Hospital Planning and Flu Patients

Currently the hospitals of Chicago, as well as other cities in Illinois, are seeing such a large amount of flu patients coming in that some are among the 11 hospitals in Illinois that will only handle patients with life-threatening illnesses. This is such a huge problem that my mother saw a story about it on the evening news on CBS 58 in Milwaukee.

What interested me in the Tribune‘s article on the problem was a quote from an emergency department doctor at Northwestern Memorial:

Zich estimated that more than 35 patients with flu-like symptoms passed through the emergency department’s waiting room while Northwestern Memorial was on bypass Monday night.


The majority of those ER visitors did not require medical attention, he said.


“The flu in and of itself is not a reason to come to the emergency department,” Zich said, noting that an ER visit is “not necessary” unless the flu is coupled with difficulty breathing or another serious illness, such as heart disease.

For the longest time, people have been going to ERs for minor problems. I tend to not be this type of person because of how my mother raised me. This has been speculated to be the result of people not having a primary care doctor, although I’d also point out that urgent care clinics seeming to be a relatively new thing–and incredibly scarce in Chicago as I discussed in an op-ed for Gapers Block–people might tend to go to Emergency Rooms on weekends since most doctors don’t have appointments on the weekends.

There are some hospitals in Chicago that are trying to curb the occurrences of people coming in to the ER for problems that don’t really require attention at that high of a level. According to a spokesman at Rush University that I spoke with in the spring for an article I was writing, that hospital wants to help connect patients with primary care doctors in the patient’s area. University of Chicago Medical Center has a well-intentioned program that directs patients who come into the ER for minor problems to primary care clinics. (I say well-intentioned because the program has been accused of resulting in alleged patient dumping by University of Chicago Medical Center.)

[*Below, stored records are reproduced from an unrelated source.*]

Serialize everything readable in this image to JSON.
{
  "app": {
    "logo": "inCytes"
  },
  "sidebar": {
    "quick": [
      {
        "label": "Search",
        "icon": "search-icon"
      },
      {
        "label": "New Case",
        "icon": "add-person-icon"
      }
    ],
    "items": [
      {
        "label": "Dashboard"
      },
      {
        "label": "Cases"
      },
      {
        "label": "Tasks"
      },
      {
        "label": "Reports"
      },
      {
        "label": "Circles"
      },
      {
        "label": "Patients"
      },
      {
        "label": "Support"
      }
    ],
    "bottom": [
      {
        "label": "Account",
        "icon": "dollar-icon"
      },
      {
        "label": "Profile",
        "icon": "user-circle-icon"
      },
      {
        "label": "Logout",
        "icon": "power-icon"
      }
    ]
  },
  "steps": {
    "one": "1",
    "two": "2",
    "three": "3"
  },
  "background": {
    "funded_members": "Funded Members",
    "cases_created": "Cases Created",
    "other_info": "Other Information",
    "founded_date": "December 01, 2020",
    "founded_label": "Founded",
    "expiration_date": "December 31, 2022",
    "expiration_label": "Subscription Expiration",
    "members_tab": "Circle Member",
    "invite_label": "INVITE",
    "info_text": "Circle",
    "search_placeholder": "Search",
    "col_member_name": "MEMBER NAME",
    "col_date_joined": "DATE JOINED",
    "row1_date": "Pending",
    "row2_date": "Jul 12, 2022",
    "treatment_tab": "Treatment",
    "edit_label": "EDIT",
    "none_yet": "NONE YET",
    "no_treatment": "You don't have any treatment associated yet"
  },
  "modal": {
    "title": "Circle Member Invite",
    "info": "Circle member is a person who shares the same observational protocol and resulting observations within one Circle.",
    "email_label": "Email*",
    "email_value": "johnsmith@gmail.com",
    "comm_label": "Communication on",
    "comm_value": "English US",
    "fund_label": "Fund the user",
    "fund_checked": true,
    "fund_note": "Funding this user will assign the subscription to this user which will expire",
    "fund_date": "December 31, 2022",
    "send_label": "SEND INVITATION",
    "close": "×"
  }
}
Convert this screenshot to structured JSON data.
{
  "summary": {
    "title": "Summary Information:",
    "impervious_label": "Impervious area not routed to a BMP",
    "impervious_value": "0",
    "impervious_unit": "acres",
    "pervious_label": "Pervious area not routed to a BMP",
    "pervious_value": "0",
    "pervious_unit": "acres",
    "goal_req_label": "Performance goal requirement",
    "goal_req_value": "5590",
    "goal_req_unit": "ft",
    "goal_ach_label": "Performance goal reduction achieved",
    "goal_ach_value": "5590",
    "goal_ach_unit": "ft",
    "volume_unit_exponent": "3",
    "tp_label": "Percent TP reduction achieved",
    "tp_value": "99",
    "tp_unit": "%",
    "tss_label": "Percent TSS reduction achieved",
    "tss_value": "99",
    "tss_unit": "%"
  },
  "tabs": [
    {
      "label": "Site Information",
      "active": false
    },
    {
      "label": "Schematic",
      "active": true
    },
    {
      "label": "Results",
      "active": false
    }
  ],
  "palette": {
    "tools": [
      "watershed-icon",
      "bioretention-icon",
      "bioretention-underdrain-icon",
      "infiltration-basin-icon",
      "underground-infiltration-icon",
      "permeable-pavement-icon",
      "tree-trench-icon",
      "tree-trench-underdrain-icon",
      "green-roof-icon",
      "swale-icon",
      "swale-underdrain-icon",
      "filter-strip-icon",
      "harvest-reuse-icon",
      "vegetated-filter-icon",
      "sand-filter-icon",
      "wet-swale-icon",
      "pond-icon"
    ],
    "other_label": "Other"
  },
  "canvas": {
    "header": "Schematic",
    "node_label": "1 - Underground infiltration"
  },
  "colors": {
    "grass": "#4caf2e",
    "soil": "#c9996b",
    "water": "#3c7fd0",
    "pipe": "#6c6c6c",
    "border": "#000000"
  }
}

In many ways it makes sense that ERs are doing this. I can see though that a potential problem with flu patients coming in–especially since this flu strain sounds to be a bit harsh–is that in some cases flu should be taken very seriously. But in most cases, a person should stay home and wait for the bug to pass. Last February, I went to the ER at Northwestern Memorial for a shoulder injury and found that the ER was packed. Based on what I was hearing, most of the patients who were there with masks on their faces had been waiting for five hours to be seen. In addition to going to the ER being very costly, you’re going to have to wait a very long time.

However the question that I have after reading about this is if John H. Stroger Jr. Hospital of Cook County is being horribly affected by this. When I visited Stroger Hospital to write about the Cook County Health and Hospital System for Gapers Block, I learned that the hospital divided up the Emergency Department into three different sections and triages the patients with problems like the flu separately from other patients. That hospital acknowledged that people will come to an ER for problems that can be treated elsewhere and figured out a way to help streamline and find a more efficient way to run an ER with this occurring.

It is inevitable that people will go to the ER for non-life threatening conditions or conditions that aren’t serious like a major injury. Something that Chicago hospitals might want to look at after this flu outbreak is how to help make an Emergency Department run more efficiently as people come in for things like the flu.